“The traveler sees what he sees. The tripper (tourist) sees what he has come to see.” This quote from G.K. Chesterton’s Autobiography takes on new meaning when it comes to travel, photography and Instagram.
Choose any popular spot around the world and it is mind boggling how many people are there to not just see, but photograph a particular landmark or site. All well and good, except they do so in pretty much the same manner. They come mostly to get their own Instagram shot, to claim membership in that club and to check off that experience.
That’s not a bad way to travel.
But it may not be the best way to travel. While you may have the bragging rights of capturing “the” shot, you’re likely missing so much more. In fact, you may be missing out on the best part of the place —or your trip.
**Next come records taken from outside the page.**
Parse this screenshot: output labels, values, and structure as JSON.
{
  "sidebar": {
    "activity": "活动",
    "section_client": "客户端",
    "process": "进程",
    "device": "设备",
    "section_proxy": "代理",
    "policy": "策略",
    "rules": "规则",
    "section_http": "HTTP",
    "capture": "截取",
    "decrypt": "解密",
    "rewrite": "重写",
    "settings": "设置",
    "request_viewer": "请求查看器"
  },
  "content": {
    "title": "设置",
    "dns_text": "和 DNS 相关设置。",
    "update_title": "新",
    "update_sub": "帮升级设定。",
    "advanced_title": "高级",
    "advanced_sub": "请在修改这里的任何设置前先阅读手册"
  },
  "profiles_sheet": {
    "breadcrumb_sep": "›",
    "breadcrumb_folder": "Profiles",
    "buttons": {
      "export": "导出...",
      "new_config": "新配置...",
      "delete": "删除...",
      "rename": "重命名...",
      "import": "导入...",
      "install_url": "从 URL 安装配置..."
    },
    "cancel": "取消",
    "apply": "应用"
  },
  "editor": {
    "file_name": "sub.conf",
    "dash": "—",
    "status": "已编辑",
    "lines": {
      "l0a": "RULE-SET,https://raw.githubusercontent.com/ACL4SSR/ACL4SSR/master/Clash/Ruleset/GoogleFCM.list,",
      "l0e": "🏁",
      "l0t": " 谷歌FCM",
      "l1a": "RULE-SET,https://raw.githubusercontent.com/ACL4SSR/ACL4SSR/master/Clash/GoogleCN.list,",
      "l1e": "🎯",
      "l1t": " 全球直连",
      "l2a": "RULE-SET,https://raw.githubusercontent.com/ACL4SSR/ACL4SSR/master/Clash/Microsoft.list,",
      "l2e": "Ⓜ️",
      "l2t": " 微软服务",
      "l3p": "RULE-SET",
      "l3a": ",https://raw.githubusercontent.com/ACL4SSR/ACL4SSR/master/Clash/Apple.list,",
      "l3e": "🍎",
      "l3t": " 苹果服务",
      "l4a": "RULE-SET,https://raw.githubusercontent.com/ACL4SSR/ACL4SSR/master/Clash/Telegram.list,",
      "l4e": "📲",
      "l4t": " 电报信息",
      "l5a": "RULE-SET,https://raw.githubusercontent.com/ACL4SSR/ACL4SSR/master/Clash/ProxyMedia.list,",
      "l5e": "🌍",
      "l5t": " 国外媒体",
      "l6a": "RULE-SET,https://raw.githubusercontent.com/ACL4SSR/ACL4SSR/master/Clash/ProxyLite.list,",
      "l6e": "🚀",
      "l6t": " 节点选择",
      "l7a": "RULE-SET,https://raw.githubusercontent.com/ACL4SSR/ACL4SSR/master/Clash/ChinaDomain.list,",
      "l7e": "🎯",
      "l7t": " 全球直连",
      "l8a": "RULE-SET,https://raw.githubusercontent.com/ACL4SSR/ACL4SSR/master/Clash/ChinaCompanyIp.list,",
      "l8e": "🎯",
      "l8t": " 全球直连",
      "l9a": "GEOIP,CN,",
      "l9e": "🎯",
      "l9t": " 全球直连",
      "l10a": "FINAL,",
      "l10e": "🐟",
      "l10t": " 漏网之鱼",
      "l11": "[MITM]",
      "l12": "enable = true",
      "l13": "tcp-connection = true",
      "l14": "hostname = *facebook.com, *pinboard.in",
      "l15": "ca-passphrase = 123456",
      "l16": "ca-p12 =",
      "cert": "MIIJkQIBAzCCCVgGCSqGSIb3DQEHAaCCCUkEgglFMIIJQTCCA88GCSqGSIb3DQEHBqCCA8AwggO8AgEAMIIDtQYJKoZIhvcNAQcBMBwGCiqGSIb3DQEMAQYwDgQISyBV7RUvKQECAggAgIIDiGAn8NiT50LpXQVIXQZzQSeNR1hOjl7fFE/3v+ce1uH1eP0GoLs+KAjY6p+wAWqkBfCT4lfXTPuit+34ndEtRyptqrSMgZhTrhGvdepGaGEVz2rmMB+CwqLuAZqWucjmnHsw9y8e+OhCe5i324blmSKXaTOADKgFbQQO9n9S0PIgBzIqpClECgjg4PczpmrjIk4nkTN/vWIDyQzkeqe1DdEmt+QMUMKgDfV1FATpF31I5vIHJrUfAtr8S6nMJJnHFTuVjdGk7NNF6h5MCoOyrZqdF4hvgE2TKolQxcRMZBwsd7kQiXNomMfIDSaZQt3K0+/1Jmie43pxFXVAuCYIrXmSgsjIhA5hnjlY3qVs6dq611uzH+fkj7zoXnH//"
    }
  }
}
Today I begin an ongoing series called, “Look the Other Way.” In it, we’ll explore numerous possibilities to do just that, to look the other way. That may mean looking up, down, from a different viewpoint, behind you or just from a different mental perspective. Today, let’s start with a rather obvious aspect: Look around.
I recently returned from Iceland (and several other Scandinavian countries). One iconic image you see of that windswept isle is of this lone church, black in color (because its wood is coated in tar for weather protection) and usually shot with the coast or nearby mountains as the backdrop. Pretty much like the shot above only, because it was a bright, sunny morning, the black is looking a little faded here.
You see it in all seasons, day and night, with or without people, but with only one exception, it’s a similar shot of just the church itself.
This lemming-like phenomenon isn’t limited to Instagram. On virtually every travel blog or site I went to before visiting Iceland, I saw the same image. Here’s what a search on Google using the Images filter reveals:
Lest you think the results are limited because my search term was Budir Black Church, an expanded search to just “Budir Iceland” resulted in pretty much the same results with a few shots of the nearby hotel added.
Using images to plan your trip
I tend to plan trips visually, reading about places that sound interesting first, then doing image searches or using Google Earth to provide a fuller sense of what the place is like. Google Earth works well for understanding what’s around the site but it isn’t the best for capturing the beauty of it. Here’s what I mean with this destination shown in Google Earth:
Thus, based on the cursory search I did for the Budir Black Church, I assumed there’d be a small isolated church worth maybe a five to ten minute stop since it was on our way.
But look what happens when you look the other way, in this case looking around the area.
There’s always more to see
First, I realized there’s a cemetery next to the church. I didn’t know that before.
Second, I had no idea there were these beautiful moss-covered tiny hills and valleys around the church that you can explore.
Third, I never realized that right next door to the “isolated” church is a lovely hotel.
Fourth, the setting is as impressive as the church. The beaches, the water and the mossy volcanic landscape around the church and beyond the hotel make for a gorgeous environment you can wander. The conical and other mountains in the background make for a nice backdrop as well.
Fifth, while many of the photos I’ve seen of Iceland show some lovely scenes, photographs cannot capture how beautiful many of the places are. The scenes just don’t translate well because the Icelandic experience is about being out in the vast natural environment there. You can’t capture in an image how the sun (rather rare), wind, scent of the sea, the intricate details of moss and small flowers and the expansive landscape all around you merge.
Why some images show up more often
For example, in the above photo, the scene itself when I was there was brilliant. It was a wonder to just wander amidst the grass, rocks, moss and sea. But honestly, I think it’s a rather boring photo because there’s no real subject, just the expanse.
Compare it to the following:
I love this image because while it captures the rocks, grass and beach, it has a focal point on the hotel and distant church.
This lack of subjects to ground your photos explains in part why most people take the same shots of the same places in Iceland. Iconic subjects are simply fewer and farther between there.
It helped, in my case, to have a drone to get some of these shots from above. That added a level of interest you might not behold at ground level.
A great photographer, however, can find a worthy subject anywhere, particularly when the right light and weather work together to make even an open expanse of field and distant mountains appear magical. But on a dull rainy day or a bright sunny one with no clouds like what we experienced, most of us need some subject to stand out in our photos. Hence the church or a handful or other iconic shots you see so often.
Don’t settle for what others have seen
That may explain why you only see the church in photos of Budir. But hopefully the above images reveal that there is so much more there in Budir than than just the church, both to photograph and most of all, to experience.
In any location, when you look the other way, looking beyond the iconic sight to what lies behind or on the other side of the popular subject, you discover an entire world that may be more wondrous than the one you came to see.